To navigate a changing landscape, customers must think ahead to possible upheavals in the marketplace when they negotiate contracts with vendors, and as they design the underlying architecture for their enterprise systems. And when changes do catch them by surprise, they need to focus on their own operational plans, and not just react to the headlines. "The first rule is not to do anything in knee-jerk fashionthat's how you hurt yourself," says Jamie Lewis, chief executive of the Burton Group, a consulting firm that advises large companies on infrastructure technologies.
Remaining calm doesn't mean doing nothing. "Boys will be boys," says Dennis Callahan, executive vice president and CIO of $6.7 billion Guardian Life Insurance Co. of America, referring to the ego clash between Ellison and recently ousted PeopleSoft Chief Executive Craig Conway. Callahan sounds sanguine, but he isn't taking any chances: When he found himself caught in the software industry's biggest turf war to date, he quickly marked his own territory. The New York City-based company is an Oracle database customer as well as one of the first companies to sign on with PeopleSoft after Oracle announced its PeopleSoft takeover bid in 2003: The company will go live on PeopleSoft financials in early 2005. "Oracle can't afford to thumb its nose at its own installed base," he says.
Callahan reviewed the terms of his PeopleSoft contract and spoke extensively with Oracle and PeopleSoft executives as the takeover rhetoric fluctuated between scorched earth and sweet talk. "I will watch the situation closely, but I don't see a loss of support if Oracle wins," he says. "We'll be okay."
Other potential users have been scared off by takeover deals. "We've had clients considering PeopleSoft who have said, 'The hell with it, we'll go with SAP,' " says Michael Doane, a senior vice president at META Group Inc. One of the moves that undid Conway at PeopleSoft was his less-than-credible assertion that the uncertainty over the Oracle offer was having no impact on prospective buyers. And Burton's Lewis says he knows of one company, which he would not name, that pulled back on the deployment of Netegrity software after the CA announcement. "If you haven't deployed yet, that's the time to stop," says Lewis. "If you are just evaluating, or on the cusp of doing it, you can rethink. And you should rethink, even if you end up going ahead with the implementation. But if you are well into a project, or in production, yanking it can cause substantial damage."
|10 Big Deals|
|The trend toward software industry consolidation may accelerate, but change has been a constant for enterprise software customers. Some big deals through the years:|
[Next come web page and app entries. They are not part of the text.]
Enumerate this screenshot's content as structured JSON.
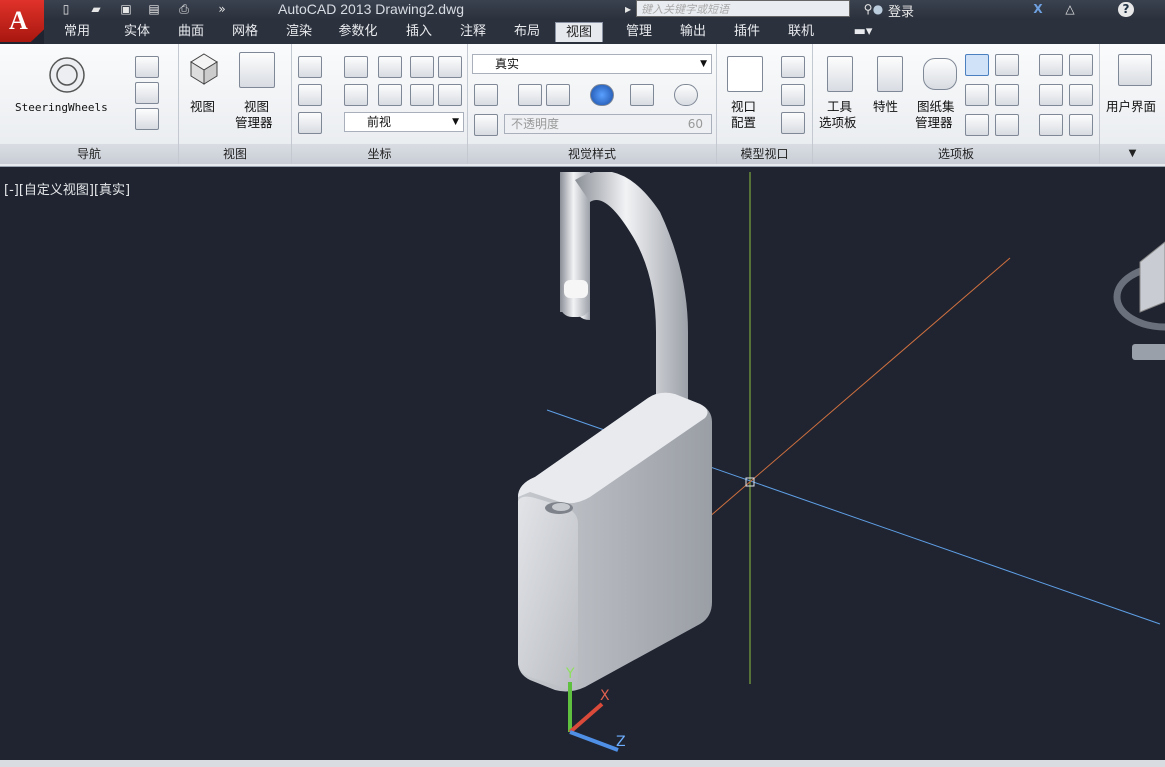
{
  "app": {
    "logo_letter": "A",
    "title": "AutoCAD 2013    Drawing2.dwg",
    "search_placeholder": "键入关键字或短语",
    "login": "登录",
    "help": "?"
  },
  "menu": {
    "tabs": [
      "常用",
      "实体",
      "曲面",
      "网格",
      "渲染",
      "参数化",
      "插入",
      "注释",
      "布局",
      "视图",
      "管理",
      "输出",
      "插件",
      "联机"
    ],
    "active": "视图"
  },
  "ribbon": {
    "panels": {
      "nav": "导航",
      "view": "视图",
      "coords": "坐标",
      "visual": "视觉样式",
      "model_viewports": "模型视口",
      "palettes": "选项板"
    },
    "steering_wheels": "SteeringWheels",
    "view_btn": "视图",
    "view_manager": "视图\n管理器",
    "view_manager_1": "视图",
    "view_manager_2": "管理器",
    "front_view": "前视",
    "visual_style": "真实",
    "opacity_label": "不透明度",
    "opacity_value": "60",
    "viewport_config_1": "视口",
    "viewport_config_2": "配置",
    "tool_palette_1": "工具",
    "tool_palette_2": "选项板",
    "properties": "特性",
    "sheet_set_1": "图纸集",
    "sheet_set_2": "管理器",
    "user_interface": "用户界面"
  },
  "viewport": {
    "label": "[-][自定义视图][真实]",
    "ucs": {
      "x": "X",
      "y": "Y",
      "z": "Z"
    }
  },
  "colors": {
    "viewport_bg": "#1f2430",
    "axis_x": "#d0703f",
    "axis_y": "#8fbf3f",
    "axis_z": "#5f9fe6"
  }
}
|Computer Associates||Netegrity||2004||$439 million|
|PeopleSoft||J.D. Edwards||2003||$1.8 billion|
|Microsoft||Great Plains||2001||$1.1 billion|
|IBM||Informix (database unit)||2001||$1 billion|
|Siebel Systems||OpenSite||2000||$440 million|
|Computer Associates||Platinum||1999||$3.5 billion|
|source: CIO Insight|
That's where Heger finds himself. He says upgrading with PeopleSoft makes sense in light of Russ Berrie's needs and its investment of time and money in the software. "We've gotten very much better over time at understanding the tools," he says. "And we need them." The upgrade will allow everyone at the company to work over the Internet, and better support Russ Berrie's distribution facilities, including locations in China and the U.K. "An upgrade is built into our return-on-investment plan," he says. "We don't want to wait a year and then find out that nothing happens with the acquisition."
For Heger, the proposed buyout is déjà vu all over again. Russ Berrie bought its ERP software from J.D. Edwards in 2002, shortly before J.D. Edwards was swallowed by PeopleSoft. The difference is that Heger was pleased with that deal, because he believed, correctly, that PeopleSoft would support the products it was buying. His future with Oracle depends on establishing that same kind of trust. "We want a partner with skin in the game," he says.
Ironically, Heger has now cycled through his original short list of vendors from top to bottom and then from bottom to top. "Our choice came down to J.D. Edwards, PeopleSoft and Oracle, in that order," he says. Now he may end up as a customer of each of them, without ever changing his software.
This article was originally published on 12-01-2004